(Dataset entries)

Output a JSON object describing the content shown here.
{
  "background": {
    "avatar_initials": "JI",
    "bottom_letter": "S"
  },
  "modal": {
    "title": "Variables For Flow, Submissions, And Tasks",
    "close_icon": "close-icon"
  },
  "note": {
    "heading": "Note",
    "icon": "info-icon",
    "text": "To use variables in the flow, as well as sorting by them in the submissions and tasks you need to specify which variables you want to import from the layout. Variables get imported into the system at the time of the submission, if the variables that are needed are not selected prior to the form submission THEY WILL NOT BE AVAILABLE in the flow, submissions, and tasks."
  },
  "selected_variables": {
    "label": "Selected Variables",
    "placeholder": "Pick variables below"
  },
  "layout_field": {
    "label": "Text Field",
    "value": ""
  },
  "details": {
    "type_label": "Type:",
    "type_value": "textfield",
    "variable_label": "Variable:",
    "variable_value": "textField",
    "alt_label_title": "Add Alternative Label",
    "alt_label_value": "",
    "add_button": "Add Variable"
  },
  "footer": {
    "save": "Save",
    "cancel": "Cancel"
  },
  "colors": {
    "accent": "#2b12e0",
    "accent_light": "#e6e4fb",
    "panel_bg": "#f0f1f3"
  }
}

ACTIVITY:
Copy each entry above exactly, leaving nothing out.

RESPONSE FOR THIS EXERCISE:
Output a JSON object describing the content shown here.
{
  "background": {
    "avatar_initials": "JI",
    "bottom_letter": "S"
  },
  "modal": {
    "title": "Variables For Flow, Submissions, And Tasks",
    "close_icon": "close-icon"
  },
  "note": {
    "heading": "Note",
    "icon": "info-icon",
    "text": "To use variables in the flow, as well as sorting by them in the submissions and tasks you need to specify which variables you want to import from the layout. Variables get imported into the system at the time of the submission, if the variables that are needed are not selected prior to the form submission THEY WILL NOT BE AVAILABLE in the flow, submissions, and tasks."
  },
  "selected_variables": {
    "label": "Selected Variables",
    "placeholder": "Pick variables below"
  },
  "layout_field": {
    "label": "Text Field",
    "value": ""
  },
  "details": {
    "type_label": "Type:",
    "type_value": "textfield",
    "variable_label": "Variable:",
    "variable_value": "textField",
    "alt_label_title": "Add Alternative Label",
    "alt_label_value": "",
    "add_button": "Add Variable"
  },
  "footer": {
    "save": "Save",
    "cancel": "Cancel"
  },
  "colors": {
    "accent": "#2b12e0",
    "accent_light": "#e6e4fb",
    "panel_bg": "#f0f1f3"
  }
}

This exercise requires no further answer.